10 Cloverfield Lane - Review
Review by Rob Carnevale
WHEN is a blockbuster not a blockbuster? When it doesn’t conform to standard stereotypes.
Dan Trachtenberg’s 10 Cloverfield Lane is that rare kind of surprise: an event movie that delights by virtue of its smallness, its ingenuity and the fact that you’ll know very little about it going in.
Described as “a spiritual successor” or “blood relative” to JJ Abrams’ found footage creature feature Cloverfield, this stand-alone chapter is, by turns, achingly tense, grimly macabre, darkly amusing and refreshingly intelligent.
What’s more, it operates from that rare starting point: an inability to anticipate what lies ahead given how little the marketing campaign has given away. The teaser trailers have remained just that; while there wasn’t even any production awareness given the speed with which it was put together and the secrecy that was maintained (the earliest anyone heard about the film was in January when a surprise trailer landed).
So, without wanting to give too much away, here’s a little of what to expect. Michelle (Mary Elizabeth Winstead) has just decided to leave her boyfriend when she is involved in a terrible accident. When she awakes, she finds herself locked in a cellar with Howard (John Goodman), a Doomsday fanatic who tells her that the world outside is now uninhabitable and that he is her only means of survival.

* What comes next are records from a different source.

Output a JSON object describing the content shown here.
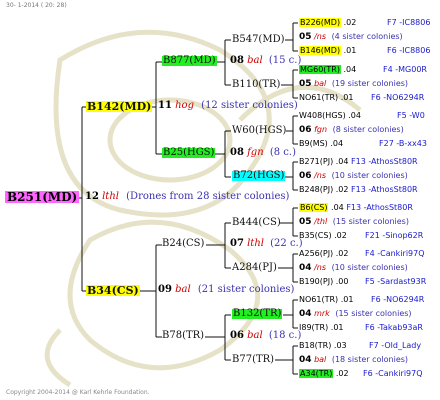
{
  "header": {
    "date": "30- 1-2014 ( 20: 28)"
  },
  "footer": {
    "copyright": "Copyright 2004-2014 @ Karl Kehrle Foundation."
  },
  "root": {
    "name": "B251(MD)",
    "gen": "12",
    "code": "lthl",
    "note": "(Drones from 28 sister colonies)"
  },
  "gen1": {
    "upper": {
      "name": "B142(MD)",
      "gen": "11",
      "code": "hog",
      "sis": "(12 sister colonies)"
    },
    "lower": {
      "name": "B34(CS)",
      "gen": "09",
      "code": "bal",
      "sis": "(21 sister colonies)"
    }
  },
  "gen2": {
    "a": {
      "name": "B877(MD)",
      "gen": "08",
      "code": "bal",
      "sis": "(15 c.)"
    },
    "b": {
      "name": "B25(HGS)",
      "gen": "08",
      "code": "fgn",
      "sis": "(8 c.)"
    },
    "c": {
      "name": "B24(CS)",
      "gen": "07",
      "code": "lthl",
      "sis": "(22 c.)"
    },
    "d": {
      "name": "B78(TR)",
      "gen": "06",
      "code": "bal",
      "sis": "(18 c.)"
    }
  },
  "gen3": {
    "a1": "B547(MD)",
    "a2": "B110(TR)",
    "b1": "W60(HGS)",
    "b2": "B72(HGS)",
    "c1": "B444(CS)",
    "c2": "A284(PJ)",
    "d1": "B132(TR)",
    "d2": "B77(TR)"
  },
  "right_rows": [
    {
      "name": "B226(MD)",
      "year": ".02",
      "ref": "F7 -IC8806"
    },
    {
      "gen": "05",
      "code": "/ns",
      "sis": "(4 sister colonies)"
    },
    {
      "name": "B146(MD)",
      "year": ".01",
      "ref": "F6 -IC8806"
    },
    {
      "name": "MG60(TR)",
      "year": ".04",
      "ref": "F4 -MG00R"
    },
    {
      "gen": "05",
      "code": "bal",
      "sis": "(19 sister colonies)"
    },
    {
      "name": "NO61(TR)",
      "year": ".01",
      "ref": "F6 -NO6294R"
    },
    {
      "name": "W408(HGS)",
      "year": ".04",
      "ref": "F5 -W0"
    },
    {
      "gen": "06",
      "code": "fgn",
      "sis": "(8 sister colonies)"
    },
    {
      "name": "B9(MS)",
      "year": ".04",
      "ref": "F27 -B-xx43"
    },
    {
      "name": "B271(PJ)",
      "year": ".04",
      "ref": "F13 -AthosSt80R"
    },
    {
      "gen": "06",
      "code": "/ns",
      "sis": "(10 sister colonies)"
    },
    {
      "name": "B248(PJ)",
      "year": ".02",
      "ref": "F13 -AthosSt80R"
    },
    {
      "name": "B6(CS)",
      "year": ".04",
      "ref": "F13 -AthosSt80R"
    },
    {
      "gen": "05",
      "code": "/thl",
      "sis": "(15 sister colonies)"
    },
    {
      "name": "B35(CS)",
      "year": ".02",
      "ref": "F21 -Sinop62R"
    },
    {
      "name": "A256(PJ)",
      "year": ".02",
      "ref": "F4 -Cankiri97Q"
    },
    {
      "gen": "04",
      "code": "/ns",
      "sis": "(10 sister colonies)"
    },
    {
      "name": "B190(PJ)",
      "year": ".00",
      "ref": "F5 -Sardast93R"
    },
    {
      "name": "NO61(TR)",
      "year": ".01",
      "ref": "F6 -NO6294R"
    },
    {
      "gen": "04",
      "code": "mrk",
      "sis": "(15 sister colonies)"
    },
    {
      "name": "I89(TR)",
      "year": ".01",
      "ref": "F6 -Takab93aR"
    },
    {
      "name": "B18(TR)",
      "year": ".03",
      "ref": "F7 -Old_Lady"
    },
    {
      "gen": "04",
      "code": "bal",
      "sis": "(18 sister colonies)"
    },
    {
      "name": "A34(TR)",
      "year": ".02",
      "ref": "F6 -Cankiri97Q"
    }
  ]
}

Locked in with these two is another man, Emmett (John Gallagher Jr.), who tells Michelle he wanted to be there, but who also seems wary of Howard’s true intentions and volatile mood swings. It’s not long before Michelle decides she needs to escape.
Conceived by JJ Abrams while he was making Star Wars: The Force Awakens and co-written by Drew Goddard and Daniel Casey, 10 Cloverfield Lane has a lot of fun playing with perception. How mad is Howard? How trust-worthy is Emmett? Yet it also knows how to toy with expectation too. As a result, it gives its lead trio plenty to play with.
Winstead, for her part, creates a believable heroine who is, by turns, scared yet resourceful and determined to survive, while Gallagher Jr is suitably mysterious as her potential ally. But this is Goodman’s film and his Howard is a fascinating enigma: someone who could just as easily be a misunderstood good Samaritan as he could be a monster.
And just when you think you have the measure of him [and the material], Trachtenberg throws in another twist to keep the momentum going.
The first two thirds of the film are the best, relying on a keen sense of claustrophobic tension that Hitchcock would be proud of (not to mention several horror directors), while the final third opens things up and really allows all hell to break loose. It’s a white knuckle ride at times, with some of the material feeling far too extreme for the 12A certificate.
But even if the final scene underwhelms slightly, 10 Cloverfield Lane has done more than enough to impress and entertain. It’s a pulse quickener of high quality that grips from start to finish.
Running time: 106mins
UK Release Date: March 18, 2016